Kissinger in China: Triumph or disaster?
Henry the K was at the Carnegie Endowment for International Peace yesterday using the occasion of the publication of his latest book, the portentously titled On China, to take another, perhaps a final, victory lapfor his work in carrying out President Richard Nixon’s strategy of achieving a diplomatic opening to China. This negotiation that brought ...
Henry the K was at the Carnegie Endowment for International Peace yesterday using the occasion of the publication of his latest book, the portentously titled On China, to take another, perhaps a final, victory lapfor his work in carrying out President Richard Nixon’s strategy of achieving a diplomatic opening to China.
This negotiation that brought about the normalization of long-frozen relations between the United States and China and that led eventually to the modernization and recent prodigious rise of China has always been the centerpiece of Kissinger’s career, the main peg on which will hang the judgment of history about him. For this reason, Kissinger, ever mindful that it is not only the winners who write history but also the writers who win history or at least historical renown, has written and spoken a great deal about the event, carefully burnishing his reputation as a statesman of the first rank on a par with such as Metternich and Bismarck. Now it is certainly the case that in reputation he appears to stand head and shoulders above other U.S. secretaries of state since George Marshall and Dean Acheson, and that is certainly owing to his central role in the Opening to China which is generally regarded as having been a great success.
Ye,t sometimes I wonder. The first responsibility of a statesman, one supposes, is at least to maintain and even perhaps to enhance the relative power and influence of the state he serves. From this perspective, it is certainly possible to question what Kissinger actually accomplished.
It is true that from the moment of the Communist takeover of China in 1948 until Nixon’s meeting with Mao in 1972, China was considered by the United States to be a dangerous enemy.

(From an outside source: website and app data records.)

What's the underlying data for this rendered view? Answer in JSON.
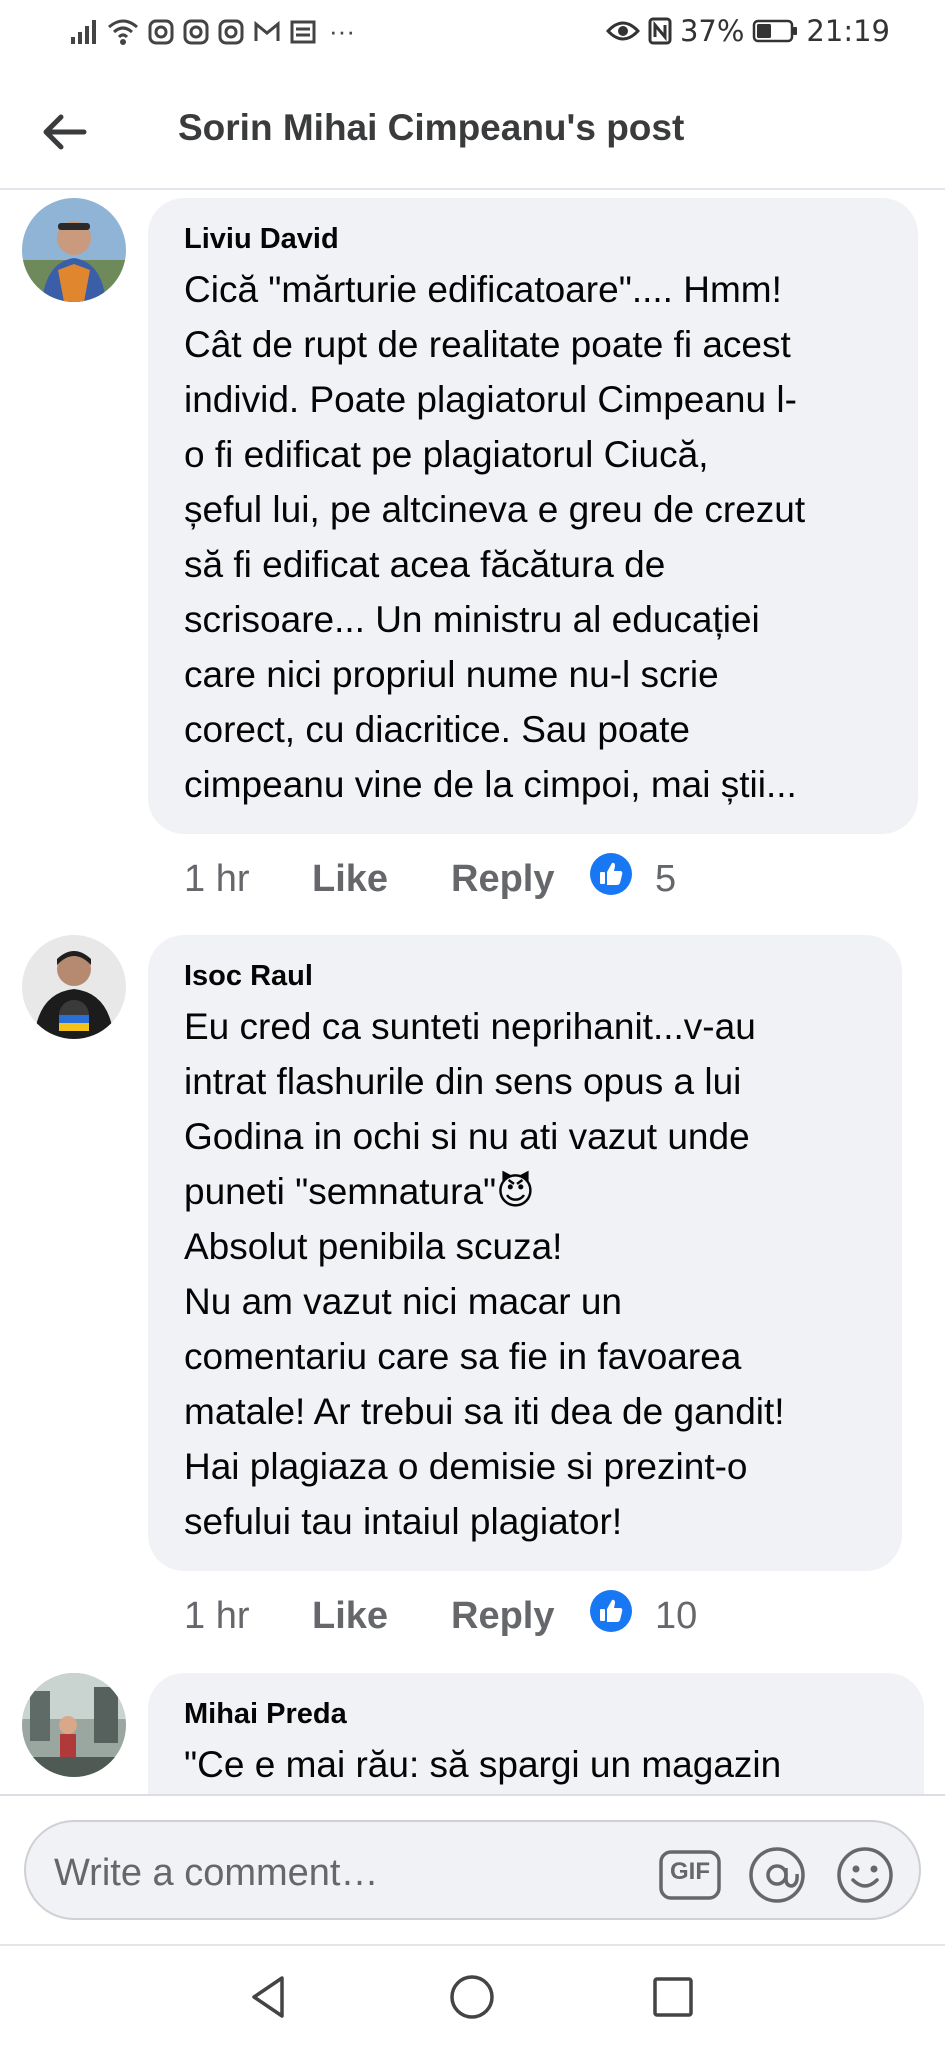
{
  "status_bar": {
    "battery": "37%",
    "time": "21:19",
    "more": "···"
  },
  "header": {
    "title": "Sorin Mihai Cimpeanu's post"
  },
  "comments": [
    {
      "author": "Liviu David",
      "text": "Cică \"mărturie edificatoare\".... Hmm!\nCât de rupt de realitate poate fi acest\nindivid. Poate plagiatorul Cimpeanu l-\no fi edificat pe plagiatorul Ciucă,\nșeful lui, pe altcineva e greu de crezut\nsă fi edificat acea făcătura de\nscrisoare... Un ministru al educației\ncare nici propriul nume nu-l scrie\ncorect, cu diacritice. Sau poate\ncimpeanu vine de la cimpoi, mai știi...",
      "time": "1 hr",
      "like": "Like",
      "reply": "Reply",
      "reactions": "5"
    },
    {
      "author": "Isoc Raul",
      "text": "Eu cred ca sunteti neprihanit...v-au\nintrat flashurile din sens opus a lui\nGodina in ochi si nu ati vazut unde\npuneti \"semnatura\"😈\nAbsolut penibila scuza!\nNu am vazut nici macar un\ncomentariu care sa fie in favoarea\nmatale! Ar trebui sa iti dea de gandit!\nHai plagiaza o demisie si prezint-o\nsefului tau intaiul plagiator!",
      "time": "1 hr",
      "like": "Like",
      "reply": "Reply",
      "reactions": "10"
    },
    {
      "author": "Mihai Preda",
      "text": "\"Ce e mai rău: să spargi un magazin"
    }
  ],
  "composer": {
    "placeholder": "Write a comment…",
    "gif_label": "GIF"
  },
  "colors": {
    "like_blue": "#1877f2",
    "bubble_bg": "#f0f2f5",
    "secondary_text": "#65676b"
  }
}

That feeling, of course, only reached a fever pitch after China intervened in the Korean War in 1952 and hurled advancing U.S. troops back from the Yalu River and out of most of North Korea. But, in actuality, China of that time was poverty stricken, poorly armed, and completely unable to challenge the United States in any significant way.
Indeed, ten years later when I participated in the first U.S. trade mission to China in 1982 and visited Beijing for the first time, I was shocked at how poor the country still was. I remember walking the streets that were empty of virtually all vehicles except bicycles and wondering how we Americans could ever have thought of China as a threat.
Now, fast forward to last week’s Shangri-la Security Conference in Singapore. As I noted yesterday, U.S. Defense Secretary Robert Gates strongly reaffirmed Washington’s commitment to maintaining its commitments and even to enhancing its military presence in Asia at the conference. But this was one of those cases where to have to explicitly make that kind of statement was itself an admission of declining influence. Gates spoke as he did because senior Asian leaders like Singapore founding father Lee Kuan Yew have been expressing concern that America might not be sticking around to counteract the rapidly expanding influence of — guess who — China. Indeed, they fear that because of increasing economic weakness, the United States might not be able to stick around much longer as the prime guarantor of Asian stability.
It was the Opening that changed things in a way that has reduced America’s relative power and influence while enhancing China’s. Or, perhaps I should say not that it was the Opening, per se, but the way the Opening was eventually structured that changed things in this way. In a sense the opening was as much or more of the United States as of China. The U.S. market was opened to China’s inexpensive, consumer-oriented exports while China’s production centers were opened to off-shored U.S. factories, technologies, and jobs.
The result has been steady rapid growth of the Chinese economy and stagnation of the U.S. economy along with a dramatic and on-going shift in the global balance of power away from the United States. Surely this was not what Kissinger intended when he set out for his first meetings in Beijing. So was the Opening a success or not? Well to paraphrase Zhou En Lai’s comment when asked how he felt about the French Revolution, "it’s just too early to tell."